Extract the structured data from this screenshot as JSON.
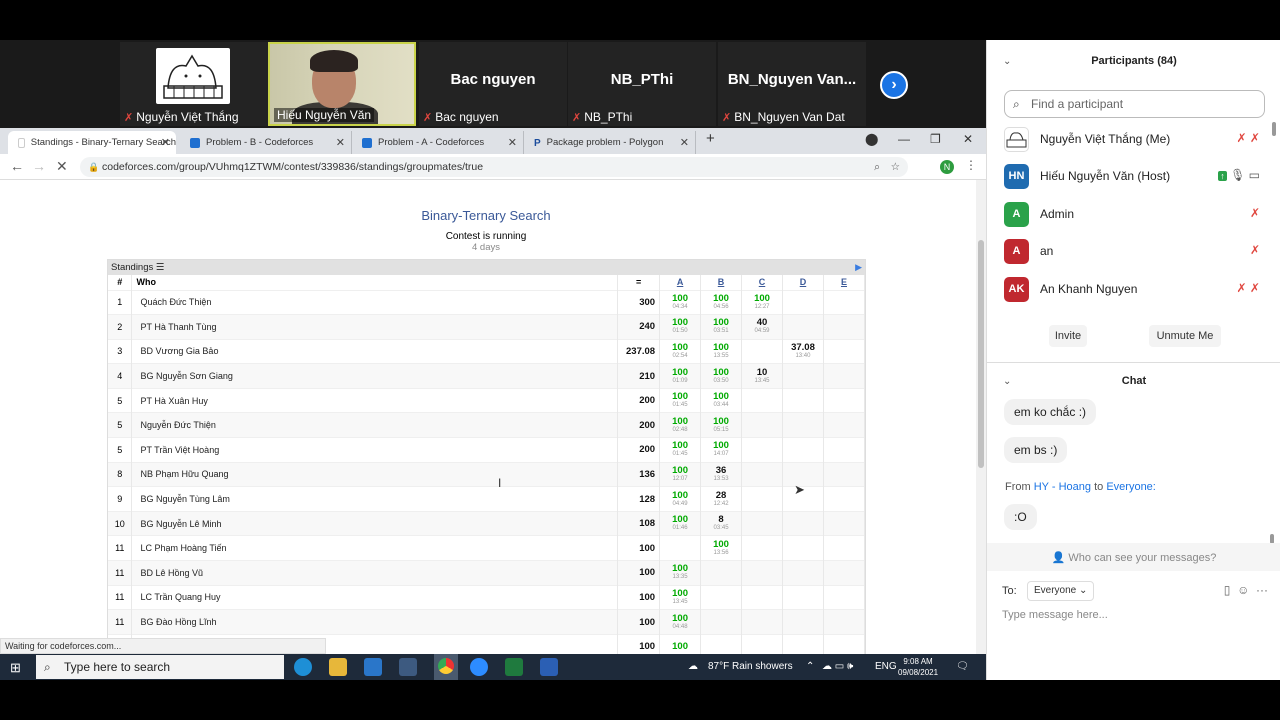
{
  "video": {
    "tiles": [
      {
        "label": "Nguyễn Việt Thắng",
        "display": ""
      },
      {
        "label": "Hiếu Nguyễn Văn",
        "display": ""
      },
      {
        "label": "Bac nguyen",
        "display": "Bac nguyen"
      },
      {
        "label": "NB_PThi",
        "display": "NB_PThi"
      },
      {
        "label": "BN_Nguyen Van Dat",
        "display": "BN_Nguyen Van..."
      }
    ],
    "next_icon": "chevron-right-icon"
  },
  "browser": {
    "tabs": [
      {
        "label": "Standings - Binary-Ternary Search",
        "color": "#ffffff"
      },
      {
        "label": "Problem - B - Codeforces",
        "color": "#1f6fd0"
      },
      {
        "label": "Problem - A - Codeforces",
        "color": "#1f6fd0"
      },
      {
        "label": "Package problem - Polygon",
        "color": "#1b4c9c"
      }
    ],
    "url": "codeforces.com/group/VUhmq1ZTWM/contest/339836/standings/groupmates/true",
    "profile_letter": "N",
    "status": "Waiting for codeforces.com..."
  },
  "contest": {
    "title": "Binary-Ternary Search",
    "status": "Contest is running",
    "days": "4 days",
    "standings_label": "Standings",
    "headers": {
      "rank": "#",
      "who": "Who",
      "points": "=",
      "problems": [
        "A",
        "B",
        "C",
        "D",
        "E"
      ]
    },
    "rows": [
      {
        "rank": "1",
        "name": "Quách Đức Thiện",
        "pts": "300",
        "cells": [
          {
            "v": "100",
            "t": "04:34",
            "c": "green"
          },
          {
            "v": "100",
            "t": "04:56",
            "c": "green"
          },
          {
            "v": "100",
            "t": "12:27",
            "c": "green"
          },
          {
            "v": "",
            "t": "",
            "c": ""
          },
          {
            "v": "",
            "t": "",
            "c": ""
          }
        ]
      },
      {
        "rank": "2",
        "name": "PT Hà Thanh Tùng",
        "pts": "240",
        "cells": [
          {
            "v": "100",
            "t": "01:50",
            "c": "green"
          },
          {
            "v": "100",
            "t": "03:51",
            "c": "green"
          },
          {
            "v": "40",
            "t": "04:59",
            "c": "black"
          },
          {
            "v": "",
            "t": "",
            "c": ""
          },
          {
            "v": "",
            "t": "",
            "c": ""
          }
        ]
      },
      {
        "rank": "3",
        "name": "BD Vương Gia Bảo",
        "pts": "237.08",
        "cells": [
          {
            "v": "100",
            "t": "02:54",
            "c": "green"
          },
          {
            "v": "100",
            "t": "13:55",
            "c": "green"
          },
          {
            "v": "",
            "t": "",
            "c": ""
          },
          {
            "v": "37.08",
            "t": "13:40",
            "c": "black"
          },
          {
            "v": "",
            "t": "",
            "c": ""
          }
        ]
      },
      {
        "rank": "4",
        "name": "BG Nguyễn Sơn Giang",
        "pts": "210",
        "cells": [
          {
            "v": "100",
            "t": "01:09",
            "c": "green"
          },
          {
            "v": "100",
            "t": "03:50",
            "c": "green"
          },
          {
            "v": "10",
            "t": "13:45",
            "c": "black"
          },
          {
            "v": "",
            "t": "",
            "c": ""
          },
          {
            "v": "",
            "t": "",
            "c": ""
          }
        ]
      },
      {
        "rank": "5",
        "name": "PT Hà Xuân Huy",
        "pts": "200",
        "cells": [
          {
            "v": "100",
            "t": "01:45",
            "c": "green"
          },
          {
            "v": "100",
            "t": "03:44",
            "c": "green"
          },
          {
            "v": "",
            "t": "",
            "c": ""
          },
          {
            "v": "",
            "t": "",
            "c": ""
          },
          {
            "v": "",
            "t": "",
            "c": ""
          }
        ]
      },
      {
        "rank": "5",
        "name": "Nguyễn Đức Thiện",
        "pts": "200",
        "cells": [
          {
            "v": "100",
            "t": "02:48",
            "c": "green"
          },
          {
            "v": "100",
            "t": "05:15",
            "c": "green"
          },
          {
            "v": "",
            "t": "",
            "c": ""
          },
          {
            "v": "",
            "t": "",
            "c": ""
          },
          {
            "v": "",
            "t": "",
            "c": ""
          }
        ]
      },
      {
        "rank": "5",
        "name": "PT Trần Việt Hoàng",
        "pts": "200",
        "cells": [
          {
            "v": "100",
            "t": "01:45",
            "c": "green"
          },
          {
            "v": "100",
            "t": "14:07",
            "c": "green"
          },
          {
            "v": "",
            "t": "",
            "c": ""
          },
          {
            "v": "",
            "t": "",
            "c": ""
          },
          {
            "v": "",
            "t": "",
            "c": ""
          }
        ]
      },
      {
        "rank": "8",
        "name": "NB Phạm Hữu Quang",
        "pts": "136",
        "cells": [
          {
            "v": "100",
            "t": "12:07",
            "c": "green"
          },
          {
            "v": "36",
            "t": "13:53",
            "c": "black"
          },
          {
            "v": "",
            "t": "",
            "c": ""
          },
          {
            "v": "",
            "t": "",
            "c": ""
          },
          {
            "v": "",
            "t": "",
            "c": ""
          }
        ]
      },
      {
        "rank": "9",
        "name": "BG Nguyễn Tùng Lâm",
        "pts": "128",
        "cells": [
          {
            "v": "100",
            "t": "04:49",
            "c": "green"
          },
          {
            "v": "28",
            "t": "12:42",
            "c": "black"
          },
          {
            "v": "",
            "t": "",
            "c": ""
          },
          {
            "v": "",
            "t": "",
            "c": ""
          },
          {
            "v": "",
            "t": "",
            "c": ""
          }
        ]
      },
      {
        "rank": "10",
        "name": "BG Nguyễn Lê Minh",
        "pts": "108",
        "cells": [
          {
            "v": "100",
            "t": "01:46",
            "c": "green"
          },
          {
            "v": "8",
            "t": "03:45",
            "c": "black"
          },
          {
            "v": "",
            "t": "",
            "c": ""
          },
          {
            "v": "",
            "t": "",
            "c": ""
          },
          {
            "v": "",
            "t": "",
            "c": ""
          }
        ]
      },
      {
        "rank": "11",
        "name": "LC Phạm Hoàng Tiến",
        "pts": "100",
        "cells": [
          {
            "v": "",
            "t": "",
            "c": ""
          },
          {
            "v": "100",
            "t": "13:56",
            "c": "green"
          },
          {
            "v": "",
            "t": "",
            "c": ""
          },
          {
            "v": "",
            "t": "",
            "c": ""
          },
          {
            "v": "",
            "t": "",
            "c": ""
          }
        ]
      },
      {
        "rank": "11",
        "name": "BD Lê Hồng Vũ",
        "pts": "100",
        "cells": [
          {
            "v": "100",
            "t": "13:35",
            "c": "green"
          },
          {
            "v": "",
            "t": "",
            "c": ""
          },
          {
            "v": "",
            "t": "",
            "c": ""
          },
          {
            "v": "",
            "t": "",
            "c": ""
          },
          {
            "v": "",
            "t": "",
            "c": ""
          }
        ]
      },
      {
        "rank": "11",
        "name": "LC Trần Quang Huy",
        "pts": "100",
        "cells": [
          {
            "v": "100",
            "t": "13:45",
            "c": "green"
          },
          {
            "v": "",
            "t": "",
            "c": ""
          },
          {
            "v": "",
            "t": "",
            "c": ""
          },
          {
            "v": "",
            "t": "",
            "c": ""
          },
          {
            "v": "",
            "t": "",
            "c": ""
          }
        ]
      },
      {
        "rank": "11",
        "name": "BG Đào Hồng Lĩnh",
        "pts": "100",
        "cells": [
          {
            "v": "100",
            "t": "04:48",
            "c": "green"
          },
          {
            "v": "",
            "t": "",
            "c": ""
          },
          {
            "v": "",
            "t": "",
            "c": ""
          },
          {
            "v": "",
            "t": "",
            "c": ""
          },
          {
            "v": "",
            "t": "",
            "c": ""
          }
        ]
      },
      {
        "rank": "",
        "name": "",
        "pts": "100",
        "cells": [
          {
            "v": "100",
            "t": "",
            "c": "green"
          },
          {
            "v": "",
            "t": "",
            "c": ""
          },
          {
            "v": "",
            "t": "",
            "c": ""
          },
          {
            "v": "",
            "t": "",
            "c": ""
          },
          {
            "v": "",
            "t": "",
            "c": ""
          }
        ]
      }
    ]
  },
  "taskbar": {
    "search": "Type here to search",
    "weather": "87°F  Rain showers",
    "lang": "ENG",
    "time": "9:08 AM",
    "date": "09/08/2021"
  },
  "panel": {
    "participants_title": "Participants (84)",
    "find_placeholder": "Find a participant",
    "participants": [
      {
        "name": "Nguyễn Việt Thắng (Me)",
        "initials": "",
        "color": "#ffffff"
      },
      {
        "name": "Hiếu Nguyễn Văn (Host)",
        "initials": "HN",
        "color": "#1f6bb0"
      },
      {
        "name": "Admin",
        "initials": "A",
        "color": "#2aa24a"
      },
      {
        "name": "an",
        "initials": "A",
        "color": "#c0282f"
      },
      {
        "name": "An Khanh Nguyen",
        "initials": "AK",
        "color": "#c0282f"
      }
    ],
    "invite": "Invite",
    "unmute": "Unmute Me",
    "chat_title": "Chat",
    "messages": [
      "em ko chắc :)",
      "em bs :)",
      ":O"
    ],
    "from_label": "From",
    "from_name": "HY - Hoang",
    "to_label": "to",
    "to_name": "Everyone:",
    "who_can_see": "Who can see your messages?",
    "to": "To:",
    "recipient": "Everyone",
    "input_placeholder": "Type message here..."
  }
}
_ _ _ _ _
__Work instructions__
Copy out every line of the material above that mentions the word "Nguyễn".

__Result__
        "label": "Nguyễn Việt Thắng",
        "label": "Hiếu Nguyễn Văn",
        "name": "BG Nguyễn Sơn Giang",
        "name": "Nguyễn Đức Thiện",
        "name": "BG Nguyễn Tùng Lâm",
        "name": "BG Nguyễn Lê Minh",
        "name": "Nguyễn Việt Thắng (Me)",
        "name": "Hiếu Nguyễn Văn (Host)",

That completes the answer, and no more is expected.